Though these men and women have been dead for well over a century, their impact continues to be felt today.
Researchers have traced George Batty’s descendants to include Will Beatty, a native of York, Pa., and a football player with two Super Bowl rings. (He could not be reached for comment.) The ethnographic team determined that Henry Cummins passed his lineage onto Harry S. Cummings, who in 1890 became the first African-American elected to Baltimore’s City Council. And Nathan Harris’ descendants seem to have taken root in Towson and can be found in families named Davis, Harris and Gross. (The Baltimore Sun was unable to contact these families; researchers declined to provide the descendants’ names because they have not yet established communication with these relatives.)
The project is an example of a nationwide trend at cultural institutions of all sizes — from Mount Vernon and Monticello to Baltimore’s Hackerman House at the Walters Art Museum — to tell a more complete history by resurrecting the lives of the enslaved people who built and maintained these palatial estates.
But LaRoche said that what set the project at Hampton apart from the beginning was the sheer magnitude of the estate, which was owned by the Ridgely family from 1745 to 1948. (The home's second and most famous owner was Charles Carnan Ridgely, the 15th governor of Maryland.)
At its peak, the plantation comprised nearly 25,000 acres, stretching from an area north of Towson to Perry Hall and White Marsh. It included a dairy, orchards, barns, stables, gristmills, marble quarries and an ironworks. When construction on Hampton Mansion was completed in 1790, it was the largest private home in the U.S. and was kept clean and in good repair by the tireless efforts of a dozen house slaves.

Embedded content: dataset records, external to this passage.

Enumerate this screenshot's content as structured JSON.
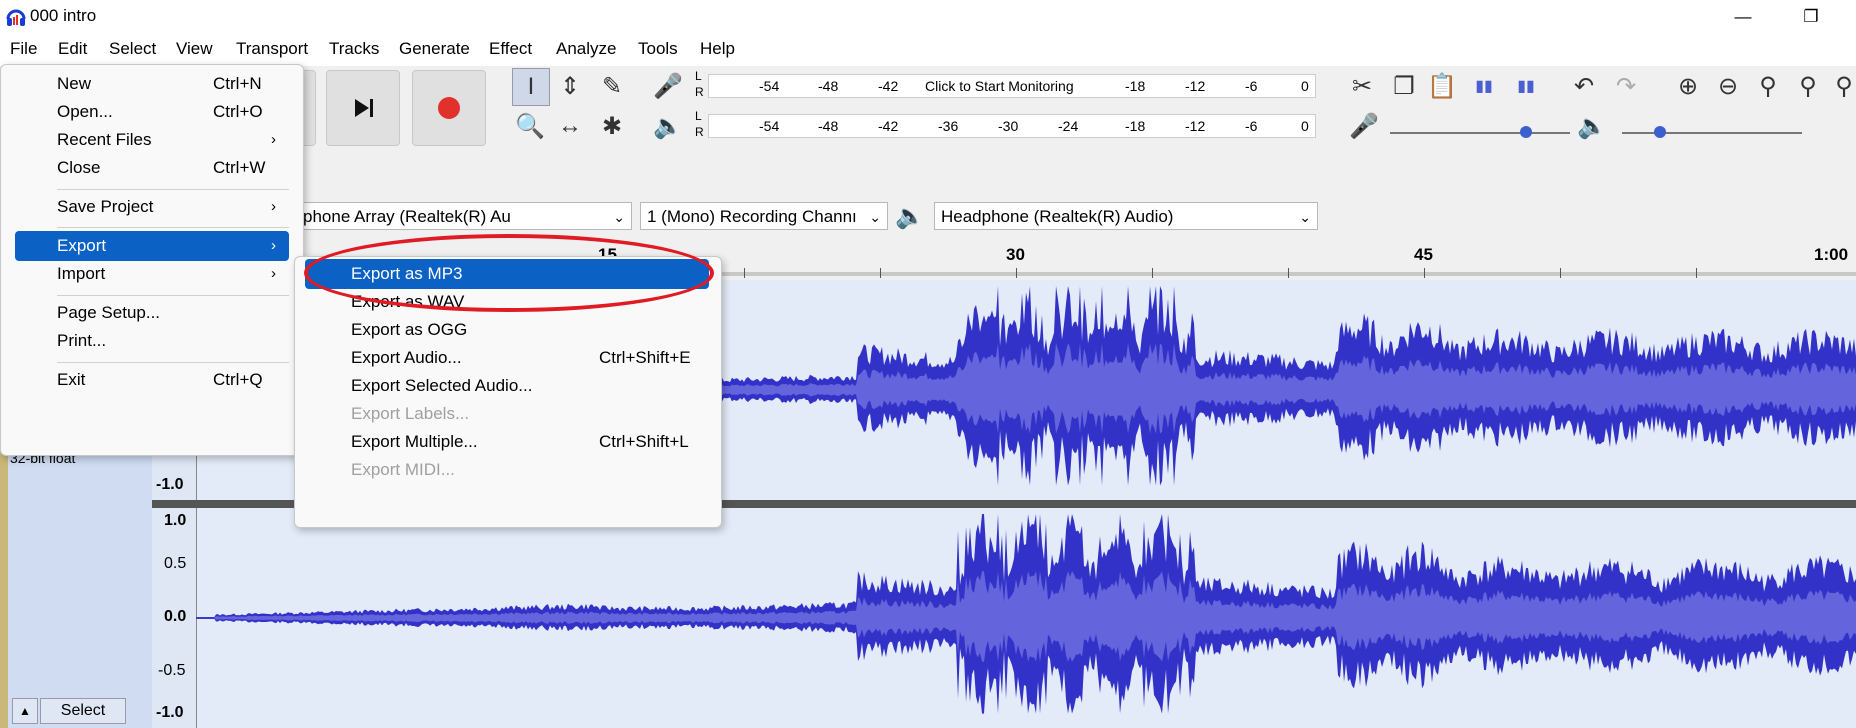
{
  "window": {
    "title": "000 intro",
    "minimize_icon": "minimize-icon",
    "restore_icon": "restore-icon"
  },
  "menubar": [
    "File",
    "Edit",
    "Select",
    "View",
    "Transport",
    "Tracks",
    "Generate",
    "Effect",
    "Analyze",
    "Tools",
    "Help"
  ],
  "meters": {
    "record_ticks": [
      "-54",
      "-48",
      "-42",
      "-18",
      "-12",
      "-6",
      "0"
    ],
    "record_prompt": "Click to Start Monitoring",
    "playback_ticks": [
      "-54",
      "-48",
      "-42",
      "-36",
      "-30",
      "-24",
      "-18",
      "-12",
      "-6",
      "0"
    ],
    "L": "L",
    "R": "R"
  },
  "devices": {
    "recording_device": "phone Array (Realtek(R) Au",
    "channels": "1 (Mono) Recording Channı",
    "playback_device": "Headphone (Realtek(R) Audio)"
  },
  "ruler": {
    "labels": [
      "15",
      "30",
      "45",
      "1:00"
    ]
  },
  "track": {
    "format": "32-bit float",
    "scale_top": [
      "-1.0"
    ],
    "scale_bottom": [
      "1.0",
      "0.5",
      "0.0",
      "-0.5",
      "-1.0"
    ],
    "select_label": "Select"
  },
  "file_menu": {
    "items": [
      {
        "label": "New",
        "shortcut": "Ctrl+N"
      },
      {
        "label": "Open...",
        "shortcut": "Ctrl+O"
      },
      {
        "label": "Recent Files",
        "arrow": "›"
      },
      {
        "label": "Close",
        "shortcut": "Ctrl+W"
      },
      {
        "label": "Save Project",
        "arrow": "›"
      },
      {
        "label": "Export",
        "arrow": "›"
      },
      {
        "label": "Import",
        "arrow": "›"
      },
      {
        "label": "Page Setup..."
      },
      {
        "label": "Print..."
      },
      {
        "label": "Exit",
        "shortcut": "Ctrl+Q"
      }
    ]
  },
  "export_menu": {
    "items": [
      {
        "label": "Export as MP3"
      },
      {
        "label": "Export as WAV"
      },
      {
        "label": "Export as OGG"
      },
      {
        "label": "Export Audio...",
        "shortcut": "Ctrl+Shift+E"
      },
      {
        "label": "Export Selected Audio..."
      },
      {
        "label": "Export Labels..."
      },
      {
        "label": "Export Multiple...",
        "shortcut": "Ctrl+Shift+L"
      },
      {
        "label": "Export MIDI..."
      }
    ]
  },
  "colors": {
    "waveform": "#3232c8",
    "waveform_rms": "#6464dc",
    "highlight": "#0b62c4",
    "annotation": "#e01b24"
  }
}
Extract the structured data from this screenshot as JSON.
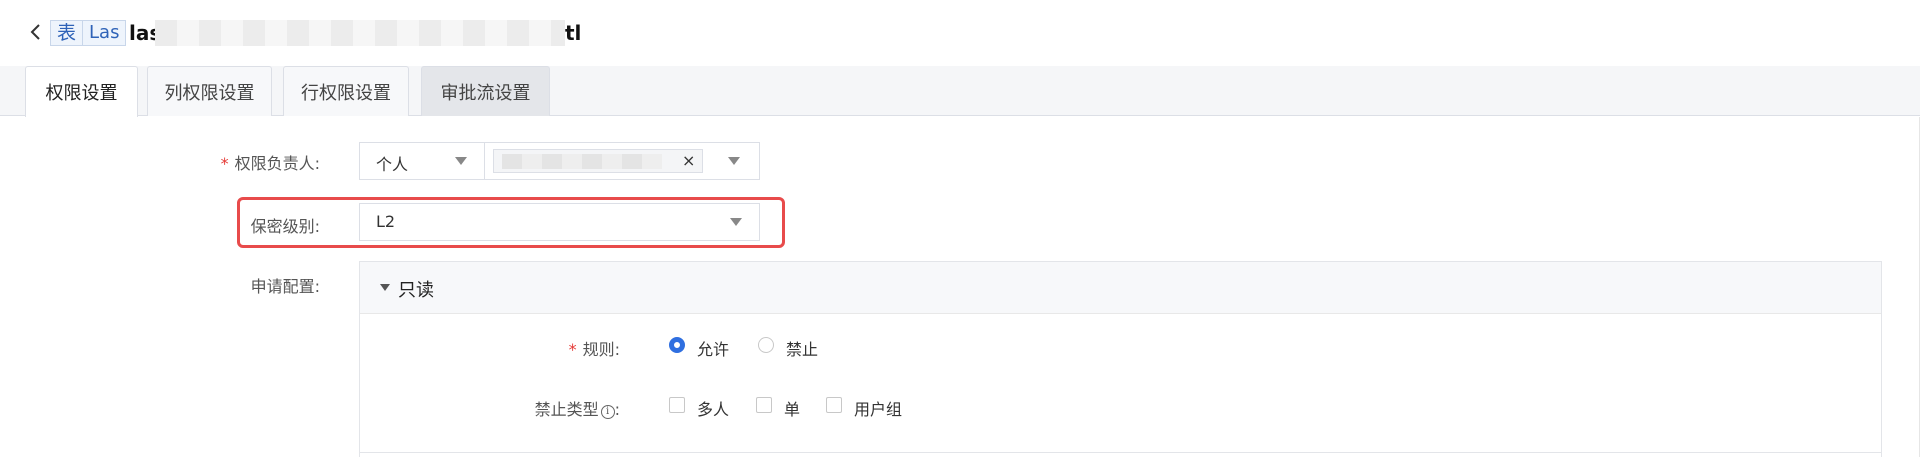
{
  "header": {
    "tag_type": "表",
    "tag_engine": "Las",
    "title_start": "las",
    "title_end": "tl"
  },
  "tabs": [
    {
      "label": "权限设置",
      "active": true
    },
    {
      "label": "列权限设置",
      "active": false
    },
    {
      "label": "行权限设置",
      "active": false
    },
    {
      "label": "审批流设置",
      "active": false
    }
  ],
  "form": {
    "owner": {
      "required_mark": "*",
      "label": "权限负责人:",
      "type_value": "个人",
      "clear_glyph": "×"
    },
    "secrecy": {
      "label": "保密级别:",
      "value": "L2"
    },
    "apply": {
      "label": "申请配置:"
    }
  },
  "panel": {
    "title": "只读",
    "rule": {
      "required_mark": "*",
      "label": "规则:",
      "options": [
        "允许",
        "禁止"
      ],
      "selected": "允许"
    },
    "forbid": {
      "label": "禁止类型",
      "info_glyph": "i",
      "colon": ":",
      "options": [
        "多人",
        "单",
        "用户组"
      ]
    }
  },
  "colors": {
    "accent": "#2f6fe0",
    "highlight": "#e84b4b",
    "required": "#e53935"
  }
}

“The way we tell history in the United States, slavery is never given credit for the economic viability this country enjoys today,” LaRoche said.
“We make it sound like these estates and enterprises came about because of the brilliance and great political savvy of a few great men. We don’t acknowledge that all of this profit and largesse was based on the backs of human beings who were enslaved for 100 years. This is an opportunity for us to begin a more honest, truthful and realistic conversation about slavery. If we are brave enough, it could begin to heal this country.”
LaRoche said that it’s sometimes painful for 21st-century African-Americans to learn definitively that their ancestors had lived in captivity.
“It can take a minute for people to process this information if they haven’t thought of themselves as being associated with slavery,” she said. “Maryland doesn’t always pop right up in your mind when you think about slave states, so making that discovery can be a shock to the system.”
But for Myra DeShields-Moulton, it was a relief to definitively trace her lineage to the Hampton plantation. The 58-year-old genealogist always had a hunch that the people she attended school with in York, Pa. — the people whose kitchens she ate in and whose children she later watched grow up — were more than just neighbors and friends. They were cousins. DNA tests taken four years ago confirmed that George Batty was her great-great-great-great grandfather.
It wasn’t until LaRoche traced their common ancestry to the Hampton Plantation that DeShields-Moulton had the evidence she needed to confirm where their family line began.*
“I’ve been telling the people I grew up with for years and years and years that we’re all related, but nobody believed me," she said. “I knew I was a Beatty, but now I have the proof. It’s nice to know that we’re all biologically connected and part of the same family.”
*Clarification: This story has been updated to reflect the circumstances under which Myra DeShields-Moulton learned she was descended from George Batty.